Experts call for progress in women’s employment
Problem is that women pursue "feminine jobs" such as teaching and nursing, which have lower salaries, says IDC’s Tali Regev.
LEFT TO RIGHT: Yafit Alfandari, Ilana Fahima, Dr. Tali Regev, Vered Pear Swid, and Ina Soltanovich-D Photo: Danielle Ziri
While more women than men study in Israel’s higher education system, they are
not as present in the job market, according to panelists at the Herzliya
Conference on Tuesday speaking on the economic resilience of women.
session, which was moderated by Interdisciplinary Center Herzliya’s dean of law
Prof. Sharon Rabin-Margaliot, included female speakers from the different
backgrounds of economics, academic research and government
Opening the discussion, Yafit Alfandari, the head of consumption
in the finance sector and coordinator of gender statistics at the Central Bureau
of Statistics, presented some data about women employment in Israel in
comparison to the other OECD countries.
Alfandari explained that the
country is ranked in the bottom section of OECD nations in terms of women’s
participation in the job market. This is also the case for Israeli men, but it
is only due to the fact that a large portion of them belong to the haredi sector
and do not work.
Israel also lags behind in terms of women serving in
While on average one out of two women in OECD
countries works as a manager, in Israel only one out of three occupies such a
“Women who work still remain the primary caregivers at home,”
Dr. Tali Regev of IDC’s School of Economics said at the panel.
who works won’t take on responsibility that interferes with her responsibility
at home,” she added. “The average man doesn’t jump on the opportunity to do the
laundry, wash the dishes or change diapers.”
Regev explained that while
women’s family responsibilities may be one of the reasons why they are less
present in the business world, another problem exists, namely that women tend to
lean toward “feminine jobs” such as teachers and nurses, which, she said, are
jobs that are less valued in society.
“The problem is that in these jobs
that are considered feminine, you also earn less money,” she
Vered Pear Swid, the head of the Authority for the Advancement
of the Status of Women at the Prime Minister’s Office, said during the session
that the subject of women’s economic status concerns both men and
“Every dad, when his daughter graduates from college, wishes, like
his wife, that her salary will be equal, whether it is in the public or private

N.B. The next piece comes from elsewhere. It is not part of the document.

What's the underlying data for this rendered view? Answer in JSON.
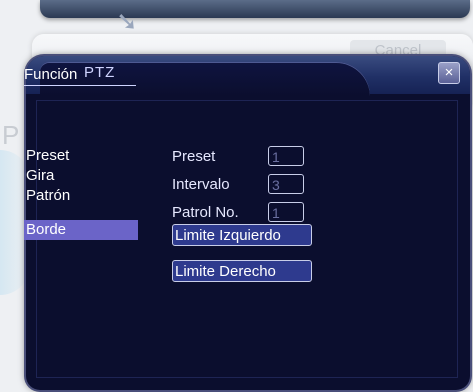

sector and that there won’t be any obstacles or glass ceilings and much less
concrete or steel ones that exist across the world,” she stated.
also said that the phenomenon of the glass ceiling can be prevented by fighting
certain social norms.
“We have to educate towards this. We have to
start choosing, from when they are very little, what stories we tell, what
movies we show them on television,” she explained.
Vice President of
Human Resources at Teva Pharmaceuticals Ilana Fahima explained that she sees the
gap between women and men at work as an opportunity for improvement.
job as a society is to take the opportunity, and the potential that exists in
women, who are a very educated social group, and our challenge is to diminish
the gap, create more availability and presence of women at work,” she told the
Panelists also spoke about women’s representation in
influential government positions and called for the Knesset to advance women in
Speaking at a different panel, Brig.- Gen. (res.) Eival
Gilady, the chairman of Western Galilee College, said there was a “quiet
revolution” happening in Israel’s universities.
“72% of the Arab students
are female,” he stated. Figures released last week by the Central Bureau of
Statistics put the figure closer to 67%.
That trend has a huge impact on
Arab society, he said, explaining that the households of educated women look
very different than others. Such households were more likely to resemble a
typical Tel Aviv home, with women bringing in more wages and giving birth to
Niv Elis contributed to this report.